Where the string "title" occurs in a line of the data below, that line should be copied.

== INPUT

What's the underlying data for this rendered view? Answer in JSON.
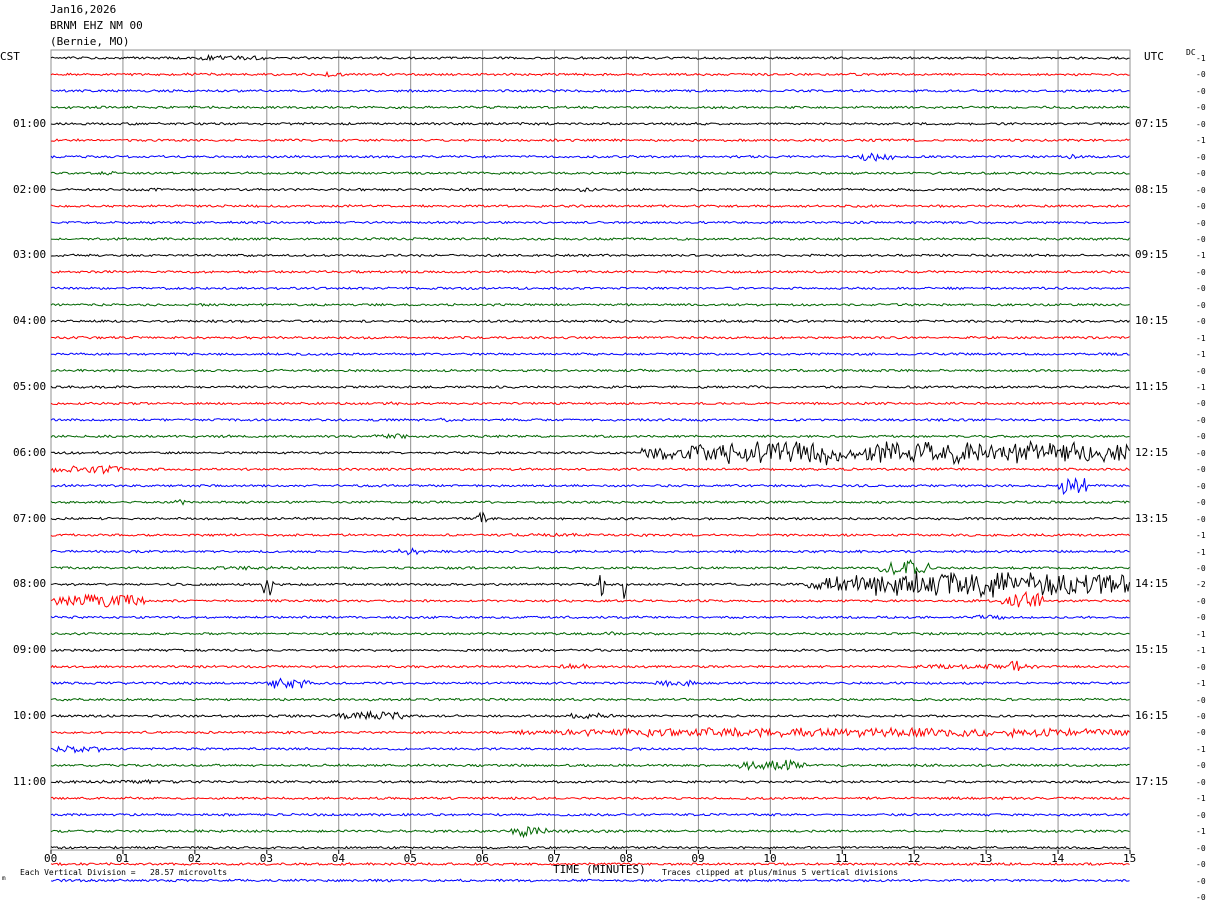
{
  "header": {
    "date": "Jan16,2026",
    "station": "BRNM EHZ NM 00",
    "location": "(Bernie, MO)"
  },
  "left_tz": "CST",
  "right_tz": "UTC",
  "dc_label": "DC",
  "footer": {
    "scale_note": "Each Vertical Division =   28.57 microvolts",
    "clip_note": "Traces clipped at plus/minus 5 vertical divisions",
    "corner_mark": "m"
  },
  "colors": {
    "black": "#000000",
    "red": "#ff0000",
    "blue": "#0000ff",
    "green": "#006600",
    "grid": "#909090"
  },
  "chart_data": {
    "type": "line",
    "title": "BRNM EHZ NM 00",
    "xlabel": "TIME (MINUTES)",
    "x_ticks": [
      "00",
      "01",
      "02",
      "03",
      "04",
      "05",
      "06",
      "07",
      "08",
      "09",
      "10",
      "11",
      "12",
      "13",
      "14",
      "15"
    ],
    "xlim": [
      0,
      15
    ],
    "traces_per_hour": 4,
    "minutes_per_trace": 15,
    "color_cycle": [
      "black",
      "red",
      "blue",
      "green"
    ],
    "left_hour_labels": [
      "01:00",
      "02:00",
      "03:00",
      "04:00",
      "05:00",
      "06:00",
      "07:00",
      "08:00",
      "09:00",
      "10:00",
      "11:00"
    ],
    "right_hour_labels": [
      "07:15",
      "08:15",
      "09:15",
      "10:15",
      "11:15",
      "12:15",
      "13:15",
      "14:15",
      "15:15",
      "16:15",
      "17:15"
    ],
    "dc_offsets": [
      "-1",
      "-0",
      "-0",
      "-0",
      "-0",
      "-1",
      "-0",
      "-0",
      "-0",
      "-0",
      "-0",
      "-0",
      "-1",
      "-0",
      "-0",
      "-0",
      "-0",
      "-1",
      "-1",
      "-0",
      "-1",
      "-0",
      "-0",
      "-0",
      "-0",
      "-0",
      "-0",
      "-0",
      "-0",
      "-1",
      "-1",
      "-0",
      "-2",
      "-0",
      "-0",
      "-1",
      "-1",
      "-0",
      "-1",
      "-0",
      "-0",
      "-0",
      "-1",
      "-0",
      "-0",
      "-1",
      "-0",
      "-1",
      "-0",
      "-0",
      "-0",
      "-0"
    ],
    "events": [
      {
        "trace": 0,
        "start": 2.0,
        "end": 3.0,
        "amp": 3
      },
      {
        "trace": 1,
        "start": 1.8,
        "end": 2.3,
        "amp": 2
      },
      {
        "trace": 1,
        "start": 3.7,
        "end": 4.1,
        "amp": 3
      },
      {
        "trace": 6,
        "start": 11.2,
        "end": 11.7,
        "amp": 5
      },
      {
        "trace": 6,
        "start": 14.1,
        "end": 14.4,
        "amp": 3
      },
      {
        "trace": 7,
        "start": 0.6,
        "end": 0.9,
        "amp": 3
      },
      {
        "trace": 8,
        "start": 1.3,
        "end": 1.6,
        "amp": 2
      },
      {
        "trace": 8,
        "start": 7.3,
        "end": 7.6,
        "amp": 3
      },
      {
        "trace": 21,
        "start": 4.5,
        "end": 5.0,
        "amp": 2
      },
      {
        "trace": 22,
        "start": 5.3,
        "end": 5.6,
        "amp": 3
      },
      {
        "trace": 23,
        "start": 4.4,
        "end": 5.0,
        "amp": 3
      },
      {
        "trace": 24,
        "start": 8.2,
        "end": 15.0,
        "amp": 13
      },
      {
        "trace": 25,
        "start": 0.0,
        "end": 1.0,
        "amp": 5
      },
      {
        "trace": 26,
        "start": 14.0,
        "end": 14.4,
        "amp": 11
      },
      {
        "trace": 27,
        "start": 1.7,
        "end": 1.9,
        "amp": 3
      },
      {
        "trace": 28,
        "start": 5.9,
        "end": 6.05,
        "amp": 8
      },
      {
        "trace": 29,
        "start": 6.3,
        "end": 7.5,
        "amp": 2
      },
      {
        "trace": 30,
        "start": 4.8,
        "end": 5.2,
        "amp": 4
      },
      {
        "trace": 31,
        "start": 2.0,
        "end": 3.5,
        "amp": 2
      },
      {
        "trace": 31,
        "start": 11.5,
        "end": 12.2,
        "amp": 9
      },
      {
        "trace": 32,
        "start": 2.9,
        "end": 3.1,
        "amp": 14
      },
      {
        "trace": 32,
        "start": 7.6,
        "end": 7.7,
        "amp": 16
      },
      {
        "trace": 32,
        "start": 7.95,
        "end": 8.0,
        "amp": 20
      },
      {
        "trace": 32,
        "start": 10.5,
        "end": 15.0,
        "amp": 14
      },
      {
        "trace": 33,
        "start": 0.0,
        "end": 1.3,
        "amp": 8
      },
      {
        "trace": 33,
        "start": 13.2,
        "end": 13.8,
        "amp": 10
      },
      {
        "trace": 34,
        "start": 12.8,
        "end": 13.3,
        "amp": 3
      },
      {
        "trace": 35,
        "start": 7.7,
        "end": 7.9,
        "amp": 3
      },
      {
        "trace": 37,
        "start": 7.0,
        "end": 7.5,
        "amp": 3
      },
      {
        "trace": 37,
        "start": 12.0,
        "end": 13.8,
        "amp": 3
      },
      {
        "trace": 37,
        "start": 13.3,
        "end": 13.5,
        "amp": 7
      },
      {
        "trace": 38,
        "start": 3.0,
        "end": 3.6,
        "amp": 7
      },
      {
        "trace": 38,
        "start": 8.4,
        "end": 9.0,
        "amp": 4
      },
      {
        "trace": 39,
        "start": 0.9,
        "end": 1.2,
        "amp": 2
      },
      {
        "trace": 40,
        "start": 3.9,
        "end": 4.9,
        "amp": 5
      },
      {
        "trace": 40,
        "start": 7.1,
        "end": 7.8,
        "amp": 3
      },
      {
        "trace": 41,
        "start": 6.5,
        "end": 15.0,
        "amp": 5
      },
      {
        "trace": 42,
        "start": 0.0,
        "end": 0.7,
        "amp": 4
      },
      {
        "trace": 43,
        "start": 9.5,
        "end": 10.5,
        "amp": 6
      },
      {
        "trace": 44,
        "start": 0.0,
        "end": 2.3,
        "amp": 2
      },
      {
        "trace": 47,
        "start": 6.4,
        "end": 6.9,
        "amp": 7
      },
      {
        "trace": 47,
        "start": 6.9,
        "end": 8.0,
        "amp": 2
      }
    ]
  }
}
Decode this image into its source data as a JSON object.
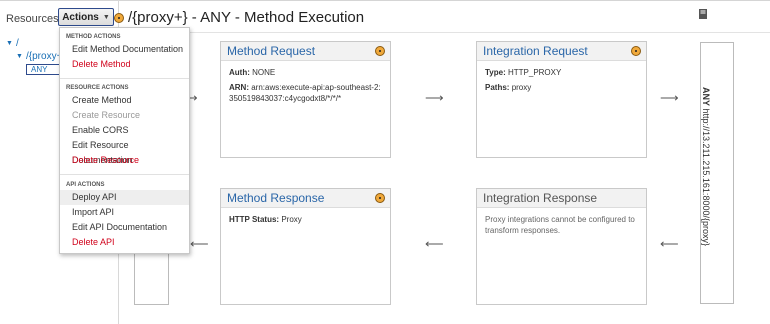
{
  "sidebar": {
    "label": "Resources",
    "actions_label": "Actions",
    "tree": {
      "root": "/",
      "child": "/{proxy+}",
      "method": "ANY"
    }
  },
  "header": {
    "title": "/{proxy+} - ANY - Method Execution"
  },
  "menu": {
    "method_header": "METHOD ACTIONS",
    "edit_method_doc": "Edit Method Documentation",
    "delete_method": "Delete Method",
    "resource_header": "RESOURCE ACTIONS",
    "create_method": "Create Method",
    "create_resource": "Create Resource",
    "enable_cors": "Enable CORS",
    "edit_resource_doc": "Edit Resource Documentation",
    "delete_resource": "Delete Resource",
    "api_header": "API ACTIONS",
    "deploy_api": "Deploy API",
    "import_api": "Import API",
    "edit_api_doc": "Edit API Documentation",
    "delete_api": "Delete API"
  },
  "method_request": {
    "title": "Method Request",
    "auth_label": "Auth:",
    "auth_value": "NONE",
    "arn_label": "ARN:",
    "arn_value": "arn:aws:execute-api:ap-southeast-2:350519843037:c4ycgodxt8/*/*/*"
  },
  "integration_request": {
    "title": "Integration Request",
    "type_label": "Type:",
    "type_value": "HTTP_PROXY",
    "paths_label": "Paths:",
    "paths_value": "proxy"
  },
  "method_response": {
    "title": "Method Response",
    "status_label": "HTTP Status:",
    "status_value": "Proxy"
  },
  "integration_response": {
    "title": "Integration Response",
    "note": "Proxy integrations cannot be configured to transform responses."
  },
  "endpoint": {
    "method": "ANY",
    "url": "http://13.211.215.161:8000/{proxy}"
  },
  "colors": {
    "accent": "#2a66a8",
    "danger": "#d0021b",
    "badge": "#f0a93b"
  }
}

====

▶ [RESULT OF THIS EXERCISE]:
    "title": "BRNM EHZ NM 00",
    "title": "/{proxy+} - ANY - Method Execution"
    "title": "Method Request",
    "title": "Integration Request",
    "title": "Method Response",
    "title": "Integration Response",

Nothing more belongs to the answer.